All records below must be reproduced exactly, although any pictures they contain are to be omitted.

****

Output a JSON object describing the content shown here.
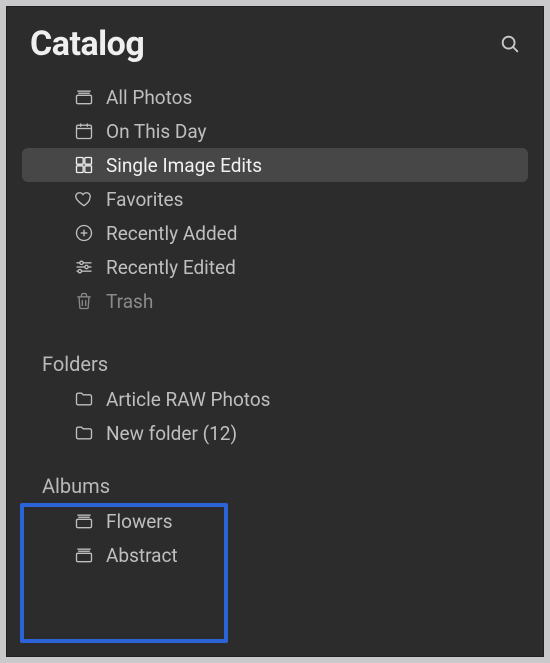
{
  "header": {
    "title": "Catalog",
    "search_icon_name": "search"
  },
  "catalog": {
    "items": [
      {
        "label": "All Photos",
        "icon": "stack",
        "selected": false,
        "dim": false
      },
      {
        "label": "On This Day",
        "icon": "calendar",
        "selected": false,
        "dim": false
      },
      {
        "label": "Single Image Edits",
        "icon": "grid",
        "selected": true,
        "dim": false
      },
      {
        "label": "Favorites",
        "icon": "heart",
        "selected": false,
        "dim": false
      },
      {
        "label": "Recently Added",
        "icon": "plus",
        "selected": false,
        "dim": false
      },
      {
        "label": "Recently Edited",
        "icon": "sliders",
        "selected": false,
        "dim": false
      },
      {
        "label": "Trash",
        "icon": "trash",
        "selected": false,
        "dim": true
      }
    ]
  },
  "folders": {
    "title": "Folders",
    "items": [
      {
        "label": "Article RAW Photos",
        "icon": "folder"
      },
      {
        "label": "New folder (12)",
        "icon": "folder"
      }
    ]
  },
  "albums": {
    "title": "Albums",
    "items": [
      {
        "label": "Flowers",
        "icon": "stack"
      },
      {
        "label": "Abstract",
        "icon": "stack"
      }
    ]
  },
  "colors": {
    "highlight_border": "#2b64d8",
    "selected_bg": "#474747",
    "panel_bg": "#2c2c2c"
  }
}
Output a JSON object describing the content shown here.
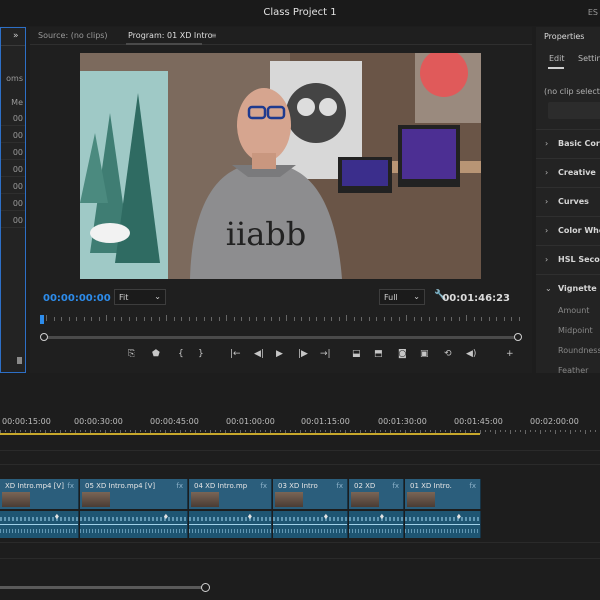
{
  "window": {
    "title": "Class Project 1",
    "workspace_label": "ES"
  },
  "project_panel": {
    "label_items": "oms",
    "label_column": "Me",
    "row_values": [
      "00",
      "00",
      "00",
      "00",
      "00",
      "00",
      "00"
    ],
    "expand_icon": "double-chevron-right-icon"
  },
  "monitor": {
    "source_tab": "Source: (no clips)",
    "program_tab": "Program: 01 XD Intro",
    "menu_icon": "hamburger-icon",
    "timecode_current": "00:00:00:00",
    "zoom_dropdown": "Fit",
    "quality_dropdown": "Full",
    "timecode_duration": "00:01:46:23",
    "settings_icon": "wrench-icon",
    "controls": [
      {
        "name": "export-frame-icon",
        "glyph": "⎘"
      },
      {
        "name": "add-marker-icon",
        "glyph": "⬟"
      },
      {
        "name": "mark-in-icon",
        "glyph": "{"
      },
      {
        "name": "mark-out-icon",
        "glyph": "}"
      },
      {
        "name": "go-to-in-icon",
        "glyph": "|←"
      },
      {
        "name": "step-back-icon",
        "glyph": "◀|"
      },
      {
        "name": "play-icon",
        "glyph": "▶"
      },
      {
        "name": "step-forward-icon",
        "glyph": "|▶"
      },
      {
        "name": "go-to-out-icon",
        "glyph": "→|"
      },
      {
        "name": "lift-icon",
        "glyph": "⬓"
      },
      {
        "name": "extract-icon",
        "glyph": "⬒"
      },
      {
        "name": "camera-icon",
        "glyph": "◙"
      },
      {
        "name": "compare-icon",
        "glyph": "▣"
      },
      {
        "name": "loop-icon",
        "glyph": "⟲"
      },
      {
        "name": "volume-icon",
        "glyph": "◀)"
      },
      {
        "name": "add-button-icon",
        "glyph": "+"
      }
    ]
  },
  "properties": {
    "title": "Properties",
    "tabs": [
      "Edit",
      "Setting"
    ],
    "no_clip_text": "(no clip selected)",
    "sections": [
      "Basic Correc",
      "Creative",
      "Curves",
      "Color Wheel",
      "HSL Second",
      "Vignette"
    ],
    "vignette_items": [
      "Amount",
      "Midpoint",
      "Roundness",
      "Feather"
    ]
  },
  "timeline": {
    "timecodes": [
      "00:00:15:00",
      "00:00:30:00",
      "00:00:45:00",
      "00:01:00:00",
      "00:01:15:00",
      "00:01:30:00",
      "00:01:45:00",
      "00:02:00:00"
    ],
    "video_clips": [
      "XD Intro.mp4 [V]",
      "05 XD Intro.mp4 [V]",
      "04 XD Intro.mp",
      "03 XD Intro",
      "02 XD",
      "01 XD Intro."
    ],
    "fx_label": "fx",
    "keyframe_icon": "♦"
  },
  "colors": {
    "accent": "#2d8ceb",
    "clip_video": "#2b5e7c",
    "clip_audio": "#1e5572",
    "work_area": "#c8a82b"
  }
}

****

__TASK ANSWER__:
Output a JSON object describing the content shown here.
{
  "header": {
    "title": "Catalog",
    "search_icon_name": "search"
  },
  "catalog": {
    "items": [
      {
        "label": "All Photos",
        "icon": "stack",
        "selected": false,
        "dim": false
      },
      {
        "label": "On This Day",
        "icon": "calendar",
        "selected": false,
        "dim": false
      },
      {
        "label": "Single Image Edits",
        "icon": "grid",
        "selected": true,
        "dim": false
      },
      {
        "label": "Favorites",
        "icon": "heart",
        "selected": false,
        "dim": false
      },
      {
        "label": "Recently Added",
        "icon": "plus",
        "selected": false,
        "dim": false
      },
      {
        "label": "Recently Edited",
        "icon": "sliders",
        "selected": false,
        "dim": false
      },
      {
        "label": "Trash",
        "icon": "trash",
        "selected": false,
        "dim": true
      }
    ]
  },
  "folders": {
    "title": "Folders",
    "items": [
      {
        "label": "Article RAW Photos",
        "icon": "folder"
      },
      {
        "label": "New folder (12)",
        "icon": "folder"
      }
    ]
  },
  "albums": {
    "title": "Albums",
    "items": [
      {
        "label": "Flowers",
        "icon": "stack"
      },
      {
        "label": "Abstract",
        "icon": "stack"
      }
    ]
  },
  "colors": {
    "highlight_border": "#2b64d8",
    "selected_bg": "#474747",
    "panel_bg": "#2c2c2c"
  }
}
Output a JSON object describing the content shown here.
{
  "window": {
    "title": "Class Project 1",
    "workspace_label": "ES"
  },
  "project_panel": {
    "label_items": "oms",
    "label_column": "Me",
    "row_values": [
      "00",
      "00",
      "00",
      "00",
      "00",
      "00",
      "00"
    ],
    "expand_icon": "double-chevron-right-icon"
  },
  "monitor": {
    "source_tab": "Source: (no clips)",
    "program_tab": "Program: 01 XD Intro",
    "menu_icon": "hamburger-icon",
    "timecode_current": "00:00:00:00",
    "zoom_dropdown": "Fit",
    "quality_dropdown": "Full",
    "timecode_duration": "00:01:46:23",
    "settings_icon": "wrench-icon",
    "controls": [
      {
        "name": "export-frame-icon",
        "glyph": "⎘"
      },
      {
        "name": "add-marker-icon",
        "glyph": "⬟"
      },
      {
        "name": "mark-in-icon",
        "glyph": "{"
      },
      {
        "name": "mark-out-icon",
        "glyph": "}"
      },
      {
        "name": "go-to-in-icon",
        "glyph": "|←"
      },
      {
        "name": "step-back-icon",
        "glyph": "◀|"
      },
      {
        "name": "play-icon",
        "glyph": "▶"
      },
      {
        "name": "step-forward-icon",
        "glyph": "|▶"
      },
      {
        "name": "go-to-out-icon",
        "glyph": "→|"
      },
      {
        "name": "lift-icon",
        "glyph": "⬓"
      },
      {
        "name": "extract-icon",
        "glyph": "⬒"
      },
      {
        "name": "camera-icon",
        "glyph": "◙"
      },
      {
        "name": "compare-icon",
        "glyph": "▣"
      },
      {
        "name": "loop-icon",
        "glyph": "⟲"
      },
      {
        "name": "volume-icon",
        "glyph": "◀)"
      },
      {
        "name": "add-button-icon",
        "glyph": "+"
      }
    ]
  },
  "properties": {
    "title": "Properties",
    "tabs": [
      "Edit",
      "Setting"
    ],
    "no_clip_text": "(no clip selected)",
    "sections": [
      "Basic Correc",
      "Creative",
      "Curves",
      "Color Wheel",
      "HSL Second",
      "Vignette"
    ],
    "vignette_items": [
      "Amount",
      "Midpoint",
      "Roundness",
      "Feather"
    ]
  },
  "timeline": {
    "timecodes": [
      "00:00:15:00",
      "00:00:30:00",
      "00:00:45:00",
      "00:01:00:00",
      "00:01:15:00",
      "00:01:30:00",
      "00:01:45:00",
      "00:02:00:00"
    ],
    "video_clips": [
      "XD Intro.mp4 [V]",
      "05 XD Intro.mp4 [V]",
      "04 XD Intro.mp",
      "03 XD Intro",
      "02 XD",
      "01 XD Intro."
    ],
    "fx_label": "fx",
    "keyframe_icon": "♦"
  },
  "colors": {
    "accent": "#2d8ceb",
    "clip_video": "#2b5e7c",
    "clip_audio": "#1e5572",
    "work_area": "#c8a82b"
  }
}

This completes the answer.